He smiles and two soldiers, straining and unable to control their actions, are pulled from his ranks. They stop atop the hill, eyes wild with fright and hate. He nods and they draw their swords, trying not to, but having no control. They bring the swords to their necks...
“STOP!!” I shout. “Enough!”
The soldiers fall to the ground unconscious, but still alive. The man in white eyes me warily. “You already have the skill. It was not I, but you that made them stop. Such a raw talent is rare these days, that is why I offer you this choice. I ask again, will you accept my proposition?”
I eye the villagers, knowing what I must do yet hating it. I could not be responsible for all their lives. Cursing fate for its cruelty I look him directly in the eye and nod. “Yes.”
“Good girl” he purrs and the villagers are freed from his control. They run, all except for the little girl at my feet, the one I had comforted.
“I want to come too!” She says, looking up at me.
I look down into her eyes and see something there. The same fire that burns in my own. She has the skill. If she were to be trained like me... I look at the man in white, my master to be, and ask if I might take this child.
He raises an eyebrow and asks, “Why?”
“Because she is an orphan due to your advances and you owe her that much.”
He sighs and agrees, “But if she causes any trouble, she will die like her kin, and I am notorious for painful deaths...”
I look into her eyes. “Do you understand, child? If you do anything against my or the white one’s orders, you will be killed. Do you still wish to accompany me?”
She shudders only once and nods. “I will come with you. You made me feel better and no one likes me here.”
I wrap an arm around her shoulders and nod. “Shall we bring anything, white one?”
His wrinkles his nose at the name I call him. “You will call me Master from now on, understood?”
I am tempted to cry out, Make me! but think better of it in time. He really could make me in the state I am in, I hardly think I could withstand even the slightest manipulation. So I grit my teeth and remembering the child say again, “Shall we bring anything, Master?” The word is distasteful on my lips and it comes out more as a snarl than a word.
He laughs at this display and replies, “You will find that you will lack nothing while in my service, maiden. We are well... supplied. Come as you are.”
I take the child’s hand, “Are you ready, child?”
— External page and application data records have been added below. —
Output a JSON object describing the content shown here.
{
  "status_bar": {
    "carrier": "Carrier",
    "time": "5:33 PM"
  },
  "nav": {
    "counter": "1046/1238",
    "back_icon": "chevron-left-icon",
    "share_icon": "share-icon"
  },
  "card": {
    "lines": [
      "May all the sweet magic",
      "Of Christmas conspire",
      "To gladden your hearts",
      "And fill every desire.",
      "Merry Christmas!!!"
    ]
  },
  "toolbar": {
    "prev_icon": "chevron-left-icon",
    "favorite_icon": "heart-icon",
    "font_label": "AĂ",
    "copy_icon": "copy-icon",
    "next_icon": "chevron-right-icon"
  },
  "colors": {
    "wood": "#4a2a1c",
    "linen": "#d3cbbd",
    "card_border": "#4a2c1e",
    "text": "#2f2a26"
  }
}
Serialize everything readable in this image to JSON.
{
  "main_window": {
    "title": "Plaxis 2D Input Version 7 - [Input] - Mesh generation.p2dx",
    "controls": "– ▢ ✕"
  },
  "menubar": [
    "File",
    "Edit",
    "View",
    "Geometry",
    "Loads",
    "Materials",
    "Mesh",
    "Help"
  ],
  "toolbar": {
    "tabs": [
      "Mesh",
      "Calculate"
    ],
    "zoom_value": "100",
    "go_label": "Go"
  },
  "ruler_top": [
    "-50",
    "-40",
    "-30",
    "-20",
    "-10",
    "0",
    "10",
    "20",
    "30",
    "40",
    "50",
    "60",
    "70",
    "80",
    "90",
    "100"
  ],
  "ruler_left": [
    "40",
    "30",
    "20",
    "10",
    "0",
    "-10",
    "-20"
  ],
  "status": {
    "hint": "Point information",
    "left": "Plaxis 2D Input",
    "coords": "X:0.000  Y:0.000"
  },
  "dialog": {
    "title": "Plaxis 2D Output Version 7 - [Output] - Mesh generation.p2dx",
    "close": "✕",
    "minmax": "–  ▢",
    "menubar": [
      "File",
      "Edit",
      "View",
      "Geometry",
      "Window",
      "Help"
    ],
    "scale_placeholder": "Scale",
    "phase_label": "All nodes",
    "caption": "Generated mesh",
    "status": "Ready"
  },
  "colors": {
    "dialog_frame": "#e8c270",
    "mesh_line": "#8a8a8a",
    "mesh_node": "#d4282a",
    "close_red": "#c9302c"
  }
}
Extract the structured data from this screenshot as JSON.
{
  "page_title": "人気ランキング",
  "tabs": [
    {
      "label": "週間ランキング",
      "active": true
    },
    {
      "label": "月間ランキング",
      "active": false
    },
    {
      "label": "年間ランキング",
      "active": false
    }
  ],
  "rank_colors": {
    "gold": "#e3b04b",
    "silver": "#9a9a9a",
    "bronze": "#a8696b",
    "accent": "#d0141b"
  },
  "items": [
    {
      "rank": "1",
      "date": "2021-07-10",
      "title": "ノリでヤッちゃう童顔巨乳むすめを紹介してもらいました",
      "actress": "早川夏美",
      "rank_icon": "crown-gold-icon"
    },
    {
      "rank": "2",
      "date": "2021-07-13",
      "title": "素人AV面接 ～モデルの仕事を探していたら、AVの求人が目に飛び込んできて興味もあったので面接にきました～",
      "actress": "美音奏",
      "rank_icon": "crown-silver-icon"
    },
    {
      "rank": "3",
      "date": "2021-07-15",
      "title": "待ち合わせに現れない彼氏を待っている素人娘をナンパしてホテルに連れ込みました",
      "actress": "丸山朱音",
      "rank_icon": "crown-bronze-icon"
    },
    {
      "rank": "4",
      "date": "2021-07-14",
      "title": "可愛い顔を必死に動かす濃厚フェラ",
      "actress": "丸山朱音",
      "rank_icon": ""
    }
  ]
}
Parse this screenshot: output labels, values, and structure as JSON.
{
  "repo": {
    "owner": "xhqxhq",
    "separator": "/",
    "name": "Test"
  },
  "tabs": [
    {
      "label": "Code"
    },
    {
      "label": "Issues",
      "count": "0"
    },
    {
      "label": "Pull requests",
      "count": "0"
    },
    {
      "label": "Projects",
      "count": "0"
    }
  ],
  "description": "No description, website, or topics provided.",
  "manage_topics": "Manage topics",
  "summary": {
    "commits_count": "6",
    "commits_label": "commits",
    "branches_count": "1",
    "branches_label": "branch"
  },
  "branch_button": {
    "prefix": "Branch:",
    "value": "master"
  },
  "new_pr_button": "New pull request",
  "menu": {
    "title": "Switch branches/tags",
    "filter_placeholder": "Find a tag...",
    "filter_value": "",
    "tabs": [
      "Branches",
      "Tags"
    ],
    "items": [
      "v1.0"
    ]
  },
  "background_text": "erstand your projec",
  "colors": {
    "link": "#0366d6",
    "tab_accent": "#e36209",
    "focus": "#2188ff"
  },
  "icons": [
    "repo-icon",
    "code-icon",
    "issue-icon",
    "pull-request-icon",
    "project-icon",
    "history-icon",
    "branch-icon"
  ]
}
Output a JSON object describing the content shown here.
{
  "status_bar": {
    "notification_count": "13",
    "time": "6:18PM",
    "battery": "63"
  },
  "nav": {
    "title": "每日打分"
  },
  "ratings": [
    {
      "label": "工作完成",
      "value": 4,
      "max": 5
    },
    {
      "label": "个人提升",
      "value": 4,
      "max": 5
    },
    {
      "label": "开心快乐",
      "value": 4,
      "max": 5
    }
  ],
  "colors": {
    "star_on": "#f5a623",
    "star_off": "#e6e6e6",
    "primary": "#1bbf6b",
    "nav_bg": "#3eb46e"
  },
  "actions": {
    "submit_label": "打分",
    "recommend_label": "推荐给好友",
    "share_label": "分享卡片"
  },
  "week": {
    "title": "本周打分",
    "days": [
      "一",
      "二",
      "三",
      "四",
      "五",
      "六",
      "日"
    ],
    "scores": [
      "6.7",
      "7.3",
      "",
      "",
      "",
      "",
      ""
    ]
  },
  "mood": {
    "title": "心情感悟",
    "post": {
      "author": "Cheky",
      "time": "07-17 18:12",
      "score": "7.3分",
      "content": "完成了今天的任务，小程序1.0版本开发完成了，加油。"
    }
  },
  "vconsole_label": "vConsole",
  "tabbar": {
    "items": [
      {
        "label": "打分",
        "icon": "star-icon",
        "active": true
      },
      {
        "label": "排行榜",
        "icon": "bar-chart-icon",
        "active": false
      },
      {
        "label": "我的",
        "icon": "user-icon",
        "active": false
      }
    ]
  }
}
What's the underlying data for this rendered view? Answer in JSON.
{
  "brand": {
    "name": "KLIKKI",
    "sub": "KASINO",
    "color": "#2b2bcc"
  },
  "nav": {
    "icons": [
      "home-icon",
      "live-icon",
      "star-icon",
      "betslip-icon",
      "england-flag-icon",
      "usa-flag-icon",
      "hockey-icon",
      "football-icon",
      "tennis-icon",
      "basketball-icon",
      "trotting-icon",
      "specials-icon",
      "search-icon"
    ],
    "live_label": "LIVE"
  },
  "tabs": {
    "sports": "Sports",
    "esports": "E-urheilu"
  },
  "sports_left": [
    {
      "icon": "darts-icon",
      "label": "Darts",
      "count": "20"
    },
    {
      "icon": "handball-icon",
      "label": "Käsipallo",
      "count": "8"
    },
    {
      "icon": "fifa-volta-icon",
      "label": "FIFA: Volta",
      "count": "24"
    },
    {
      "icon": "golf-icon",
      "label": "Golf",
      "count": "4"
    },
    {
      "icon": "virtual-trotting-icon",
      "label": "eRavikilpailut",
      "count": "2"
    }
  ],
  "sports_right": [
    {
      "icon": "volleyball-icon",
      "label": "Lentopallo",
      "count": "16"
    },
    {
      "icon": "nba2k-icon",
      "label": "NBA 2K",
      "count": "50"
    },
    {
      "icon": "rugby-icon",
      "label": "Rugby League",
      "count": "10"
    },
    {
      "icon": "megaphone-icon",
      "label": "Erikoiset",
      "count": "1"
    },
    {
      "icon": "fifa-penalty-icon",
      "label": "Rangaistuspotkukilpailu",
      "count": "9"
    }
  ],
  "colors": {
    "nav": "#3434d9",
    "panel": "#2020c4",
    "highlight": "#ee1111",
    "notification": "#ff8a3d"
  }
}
“Then it is time to go.” I begin to walk up the hill, resenting each step for it brings me closer to this man and his hoard of victims. He is smiling at me, victorious in his quest. I snarl back, my eyes never leaving his. All too soon we reach the top of the hill and I stand face to face with the monster, his dark eyes boring into mine, our minds intertwining, testing, searching. At last he lets out a sharp command and the hoard rises from its knees. He snaps his fingers and a carriage is brought forth.
“Get in.” He snaps, knowing I will not obey a simple request.
I glare at him but do as he says, guiding the child into the luxurious interior before climbing in myself. As he is about to climb in, I look once more on my homeland. Its peaceful vales and forests, its fragile beauty, its purity and peace. I fear I will never see it again. With a bark to the horses, which of course are white, he closes the door and we are swept away with his victims, pawns in fate’s great game.
A Brook of Frozen Glass
Death's Tears Parts 4 & 5